Work required:
If a line in the data below includes the string "JSON", please return a copy of it.

Source records:
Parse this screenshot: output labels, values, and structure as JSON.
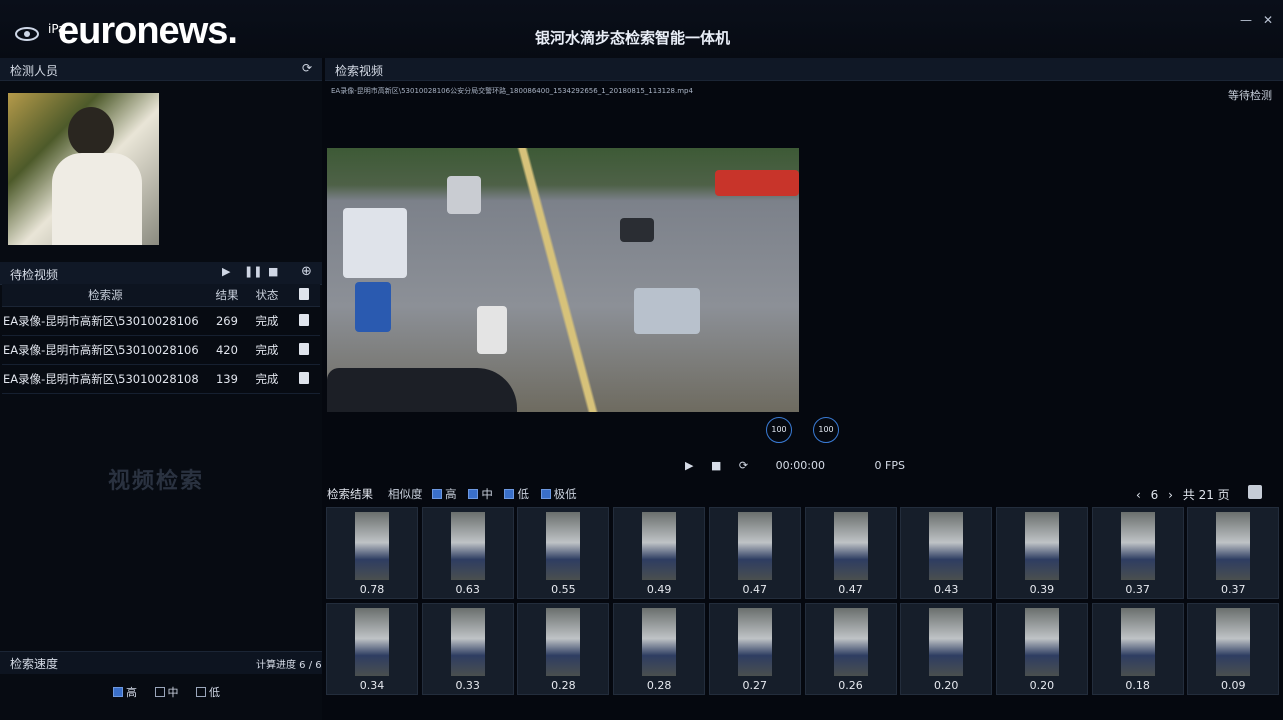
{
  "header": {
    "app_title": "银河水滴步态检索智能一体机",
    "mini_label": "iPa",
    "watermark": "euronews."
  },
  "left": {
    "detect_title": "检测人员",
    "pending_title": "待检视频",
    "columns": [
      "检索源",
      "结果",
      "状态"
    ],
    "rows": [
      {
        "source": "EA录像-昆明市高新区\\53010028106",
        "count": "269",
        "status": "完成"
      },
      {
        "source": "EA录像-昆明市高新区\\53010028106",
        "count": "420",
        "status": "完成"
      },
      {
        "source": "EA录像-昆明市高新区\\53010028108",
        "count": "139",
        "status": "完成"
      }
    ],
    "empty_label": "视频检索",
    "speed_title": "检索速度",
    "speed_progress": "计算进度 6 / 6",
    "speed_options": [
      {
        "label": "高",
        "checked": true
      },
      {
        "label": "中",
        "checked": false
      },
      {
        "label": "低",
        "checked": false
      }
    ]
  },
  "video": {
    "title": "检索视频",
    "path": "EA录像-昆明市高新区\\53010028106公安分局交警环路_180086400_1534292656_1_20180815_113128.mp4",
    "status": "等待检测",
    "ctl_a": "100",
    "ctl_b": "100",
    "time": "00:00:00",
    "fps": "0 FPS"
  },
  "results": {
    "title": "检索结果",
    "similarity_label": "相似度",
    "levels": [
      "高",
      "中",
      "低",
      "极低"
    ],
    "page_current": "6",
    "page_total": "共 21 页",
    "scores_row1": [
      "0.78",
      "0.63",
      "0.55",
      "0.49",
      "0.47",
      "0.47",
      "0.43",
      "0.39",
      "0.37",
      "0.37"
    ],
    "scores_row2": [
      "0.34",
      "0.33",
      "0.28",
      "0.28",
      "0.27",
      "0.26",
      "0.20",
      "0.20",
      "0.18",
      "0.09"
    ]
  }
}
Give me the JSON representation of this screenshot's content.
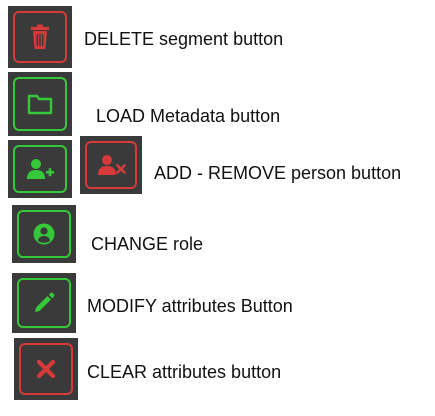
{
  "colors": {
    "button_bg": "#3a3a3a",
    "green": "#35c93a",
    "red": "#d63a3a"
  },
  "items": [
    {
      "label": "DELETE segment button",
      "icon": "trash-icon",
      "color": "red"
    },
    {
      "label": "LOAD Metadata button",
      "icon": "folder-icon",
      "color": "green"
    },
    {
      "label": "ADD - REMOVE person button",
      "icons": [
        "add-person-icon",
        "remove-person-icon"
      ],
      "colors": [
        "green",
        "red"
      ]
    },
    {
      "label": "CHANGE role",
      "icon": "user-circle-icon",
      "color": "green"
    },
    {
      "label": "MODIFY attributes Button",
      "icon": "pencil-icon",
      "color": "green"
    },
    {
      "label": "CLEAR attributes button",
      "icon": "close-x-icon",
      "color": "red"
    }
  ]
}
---
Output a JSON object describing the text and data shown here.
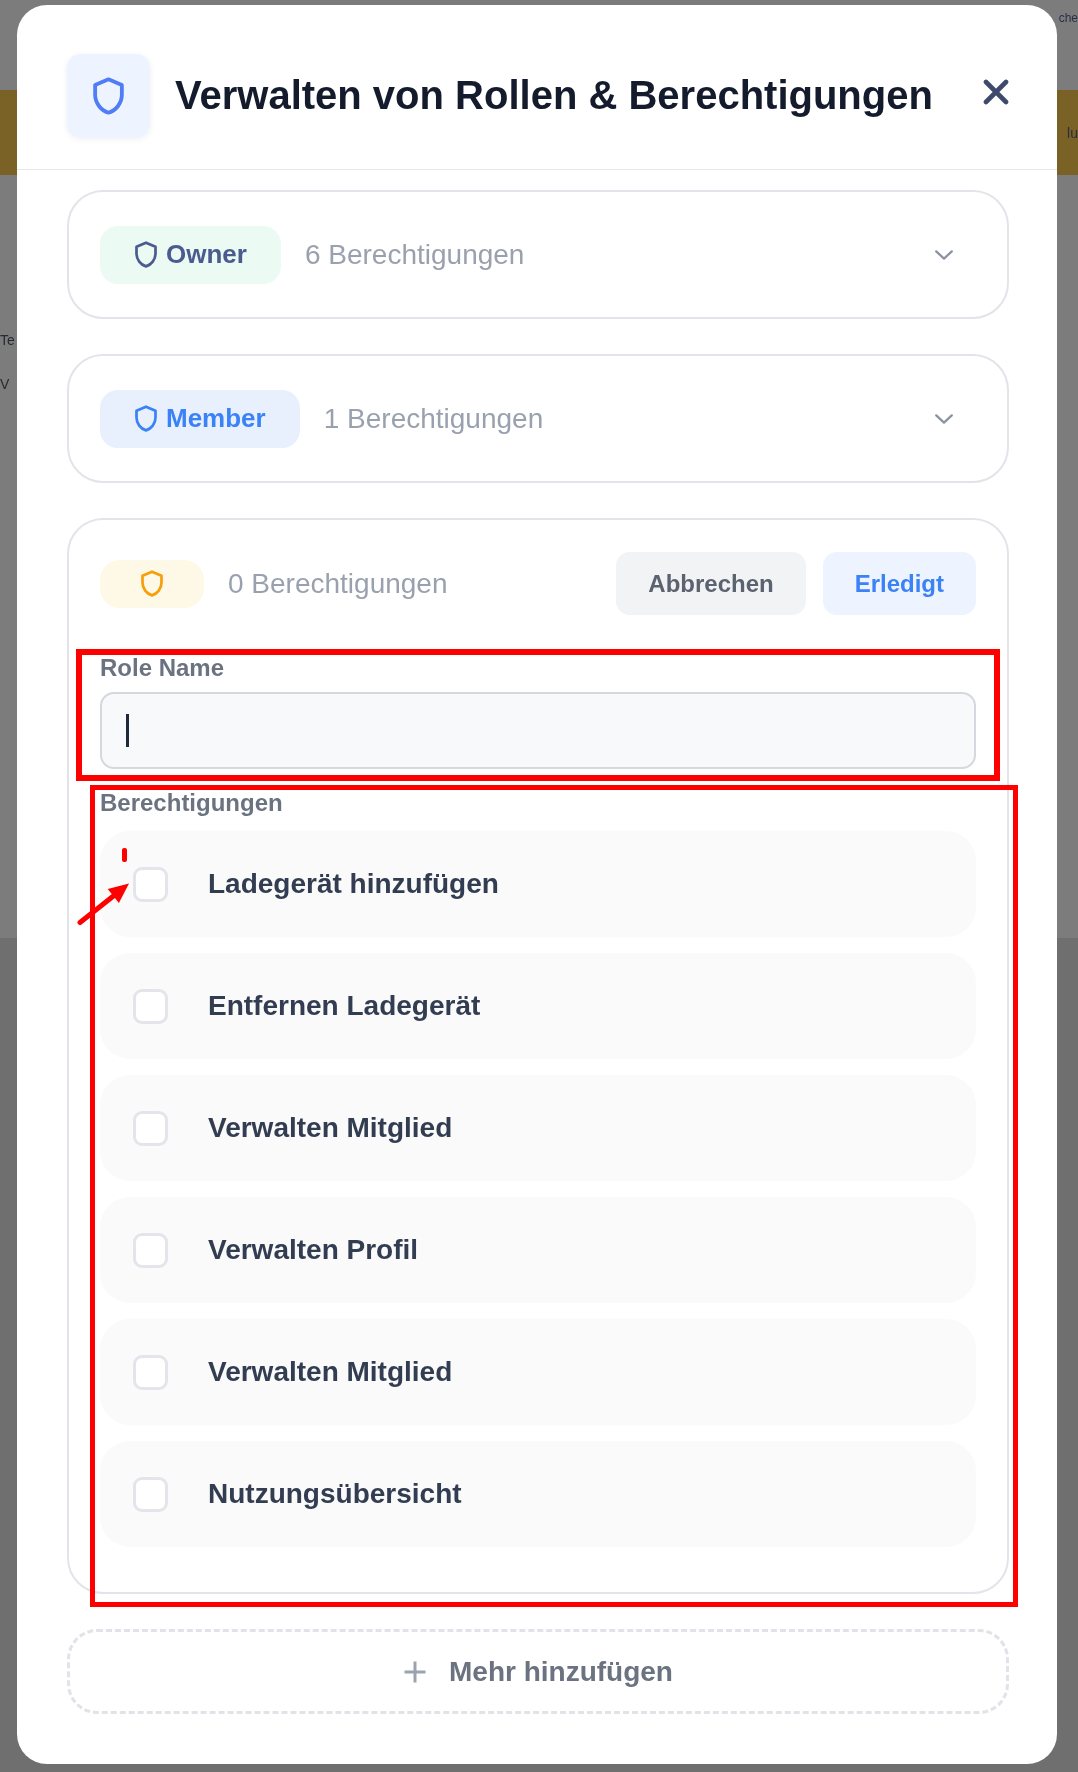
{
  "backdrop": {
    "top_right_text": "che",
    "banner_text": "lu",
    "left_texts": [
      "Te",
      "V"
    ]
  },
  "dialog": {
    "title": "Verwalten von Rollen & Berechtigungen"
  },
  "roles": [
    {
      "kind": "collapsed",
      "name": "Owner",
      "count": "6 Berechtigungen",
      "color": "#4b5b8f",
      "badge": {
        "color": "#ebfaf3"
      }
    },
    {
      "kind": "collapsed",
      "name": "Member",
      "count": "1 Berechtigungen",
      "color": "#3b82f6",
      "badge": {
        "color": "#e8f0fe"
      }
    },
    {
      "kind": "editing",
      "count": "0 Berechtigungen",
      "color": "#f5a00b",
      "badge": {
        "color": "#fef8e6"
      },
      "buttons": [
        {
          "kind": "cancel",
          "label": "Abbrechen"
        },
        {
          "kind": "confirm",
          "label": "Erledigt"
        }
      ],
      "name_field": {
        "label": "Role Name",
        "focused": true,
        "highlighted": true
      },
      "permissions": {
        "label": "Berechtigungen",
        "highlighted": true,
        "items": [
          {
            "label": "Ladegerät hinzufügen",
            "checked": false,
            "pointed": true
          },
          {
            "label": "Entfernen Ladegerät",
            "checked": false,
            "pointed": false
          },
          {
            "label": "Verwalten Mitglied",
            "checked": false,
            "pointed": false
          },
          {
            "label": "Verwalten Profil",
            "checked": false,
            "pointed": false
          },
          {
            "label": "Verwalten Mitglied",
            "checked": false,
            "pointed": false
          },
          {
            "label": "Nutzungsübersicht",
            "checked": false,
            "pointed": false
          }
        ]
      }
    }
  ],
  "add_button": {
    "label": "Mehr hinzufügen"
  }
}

Expected answer:
Parse this screenshot: output labels, values, and structure as JSON.
Give me the JSON representation of this screenshot's content.
Output a JSON object describing the text and data shown here.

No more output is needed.